■ **DIRECTIONS FOR THIS TASK**
The listing below must be given again in full, exactly.

■ **SUPPLIED MATERIAL**
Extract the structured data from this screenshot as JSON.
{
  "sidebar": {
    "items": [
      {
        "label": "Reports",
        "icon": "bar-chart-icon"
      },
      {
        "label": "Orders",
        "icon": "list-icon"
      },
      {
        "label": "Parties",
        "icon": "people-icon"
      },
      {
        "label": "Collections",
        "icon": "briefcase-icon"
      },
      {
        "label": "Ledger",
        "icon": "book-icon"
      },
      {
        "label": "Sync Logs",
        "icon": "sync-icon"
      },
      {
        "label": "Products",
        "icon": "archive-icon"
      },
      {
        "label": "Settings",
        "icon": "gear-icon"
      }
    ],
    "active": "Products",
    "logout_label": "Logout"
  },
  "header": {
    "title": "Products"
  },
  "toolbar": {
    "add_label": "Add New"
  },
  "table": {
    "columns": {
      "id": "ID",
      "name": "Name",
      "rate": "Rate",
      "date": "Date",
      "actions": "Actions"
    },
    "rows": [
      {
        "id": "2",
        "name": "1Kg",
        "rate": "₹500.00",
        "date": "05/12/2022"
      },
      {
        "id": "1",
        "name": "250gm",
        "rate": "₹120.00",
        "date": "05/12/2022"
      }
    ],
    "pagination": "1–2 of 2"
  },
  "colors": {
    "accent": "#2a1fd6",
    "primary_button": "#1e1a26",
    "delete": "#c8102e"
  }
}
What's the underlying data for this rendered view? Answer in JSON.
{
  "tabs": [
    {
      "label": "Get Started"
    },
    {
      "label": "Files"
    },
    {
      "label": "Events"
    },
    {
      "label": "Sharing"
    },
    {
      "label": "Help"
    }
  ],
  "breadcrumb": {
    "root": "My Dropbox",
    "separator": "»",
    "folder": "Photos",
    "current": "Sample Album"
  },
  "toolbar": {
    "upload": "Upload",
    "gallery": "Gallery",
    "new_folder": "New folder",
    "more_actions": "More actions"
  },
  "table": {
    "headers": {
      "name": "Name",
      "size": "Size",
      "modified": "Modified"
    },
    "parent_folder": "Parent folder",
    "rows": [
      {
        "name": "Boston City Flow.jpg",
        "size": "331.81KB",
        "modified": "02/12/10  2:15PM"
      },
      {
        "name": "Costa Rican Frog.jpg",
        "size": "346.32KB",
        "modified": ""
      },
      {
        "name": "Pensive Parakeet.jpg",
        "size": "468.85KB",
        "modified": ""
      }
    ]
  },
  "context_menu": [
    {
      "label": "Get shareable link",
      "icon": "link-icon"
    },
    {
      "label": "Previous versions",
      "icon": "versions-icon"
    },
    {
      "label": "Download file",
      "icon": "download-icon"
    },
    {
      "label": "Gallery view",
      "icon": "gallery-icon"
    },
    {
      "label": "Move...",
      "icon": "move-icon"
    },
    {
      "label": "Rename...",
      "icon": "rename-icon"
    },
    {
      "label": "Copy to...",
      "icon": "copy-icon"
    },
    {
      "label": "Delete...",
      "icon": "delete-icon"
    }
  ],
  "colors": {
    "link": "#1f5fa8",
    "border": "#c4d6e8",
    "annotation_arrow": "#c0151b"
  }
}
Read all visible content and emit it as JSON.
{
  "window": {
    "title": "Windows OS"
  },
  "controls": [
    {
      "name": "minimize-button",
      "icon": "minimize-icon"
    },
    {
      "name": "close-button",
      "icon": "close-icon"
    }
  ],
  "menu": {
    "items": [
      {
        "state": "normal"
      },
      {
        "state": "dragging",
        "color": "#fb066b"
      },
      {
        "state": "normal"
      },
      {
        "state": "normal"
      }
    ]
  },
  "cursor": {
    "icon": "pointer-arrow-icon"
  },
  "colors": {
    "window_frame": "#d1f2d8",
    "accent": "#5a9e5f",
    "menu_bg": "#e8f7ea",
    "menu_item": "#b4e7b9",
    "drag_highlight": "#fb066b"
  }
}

■ **OUTPUT OF THE EXERCISE**
Extract the structured data from this screenshot as JSON.
{
  "sidebar": {
    "items": [
      {
        "label": "Reports",
        "icon": "bar-chart-icon"
      },
      {
        "label": "Orders",
        "icon": "list-icon"
      },
      {
        "label": "Parties",
        "icon": "people-icon"
      },
      {
        "label": "Collections",
        "icon": "briefcase-icon"
      },
      {
        "label": "Ledger",
        "icon": "book-icon"
      },
      {
        "label": "Sync Logs",
        "icon": "sync-icon"
      },
      {
        "label": "Products",
        "icon": "archive-icon"
      },
      {
        "label": "Settings",
        "icon": "gear-icon"
      }
    ],
    "active": "Products",
    "logout_label": "Logout"
  },
  "header": {
    "title": "Products"
  },
  "toolbar": {
    "add_label": "Add New"
  },
  "table": {
    "columns": {
      "id": "ID",
      "name": "Name",
      "rate": "Rate",
      "date": "Date",
      "actions": "Actions"
    },
    "rows": [
      {
        "id": "2",
        "name": "1Kg",
        "rate": "₹500.00",
        "date": "05/12/2022"
      },
      {
        "id": "1",
        "name": "250gm",
        "rate": "₹120.00",
        "date": "05/12/2022"
      }
    ],
    "pagination": "1–2 of 2"
  },
  "colors": {
    "accent": "#2a1fd6",
    "primary_button": "#1e1a26",
    "delete": "#c8102e"
  }
}
What's the underlying data for this rendered view? Answer in JSON.
{
  "tabs": [
    {
      "label": "Get Started"
    },
    {
      "label": "Files"
    },
    {
      "label": "Events"
    },
    {
      "label": "Sharing"
    },
    {
      "label": "Help"
    }
  ],
  "breadcrumb": {
    "root": "My Dropbox",
    "separator": "»",
    "folder": "Photos",
    "current": "Sample Album"
  },
  "toolbar": {
    "upload": "Upload",
    "gallery": "Gallery",
    "new_folder": "New folder",
    "more_actions": "More actions"
  },
  "table": {
    "headers": {
      "name": "Name",
      "size": "Size",
      "modified": "Modified"
    },
    "parent_folder": "Parent folder",
    "rows": [
      {
        "name": "Boston City Flow.jpg",
        "size": "331.81KB",
        "modified": "02/12/10  2:15PM"
      },
      {
        "name": "Costa Rican Frog.jpg",
        "size": "346.32KB",
        "modified": ""
      },
      {
        "name": "Pensive Parakeet.jpg",
        "size": "468.85KB",
        "modified": ""
      }
    ]
  },
  "context_menu": [
    {
      "label": "Get shareable link",
      "icon": "link-icon"
    },
    {
      "label": "Previous versions",
      "icon": "versions-icon"
    },
    {
      "label": "Download file",
      "icon": "download-icon"
    },
    {
      "label": "Gallery view",
      "icon": "gallery-icon"
    },
    {
      "label": "Move...",
      "icon": "move-icon"
    },
    {
      "label": "Rename...",
      "icon": "rename-icon"
    },
    {
      "label": "Copy to...",
      "icon": "copy-icon"
    },
    {
      "label": "Delete...",
      "icon": "delete-icon"
    }
  ],
  "colors": {
    "link": "#1f5fa8",
    "border": "#c4d6e8",
    "annotation_arrow": "#c0151b"
  }
}
Read all visible content and emit it as JSON.
{
  "window": {
    "title": "Windows OS"
  },
  "controls": [
    {
      "name": "minimize-button",
      "icon": "minimize-icon"
    },
    {
      "name": "close-button",
      "icon": "close-icon"
    }
  ],
  "menu": {
    "items": [
      {
        "state": "normal"
      },
      {
        "state": "dragging",
        "color": "#fb066b"
      },
      {
        "state": "normal"
      },
      {
        "state": "normal"
      }
    ]
  },
  "cursor": {
    "icon": "pointer-arrow-icon"
  },
  "colors": {
    "window_frame": "#d1f2d8",
    "accent": "#5a9e5f",
    "menu_bg": "#e8f7ea",
    "menu_item": "#b4e7b9",
    "drag_highlight": "#fb066b"
  }
}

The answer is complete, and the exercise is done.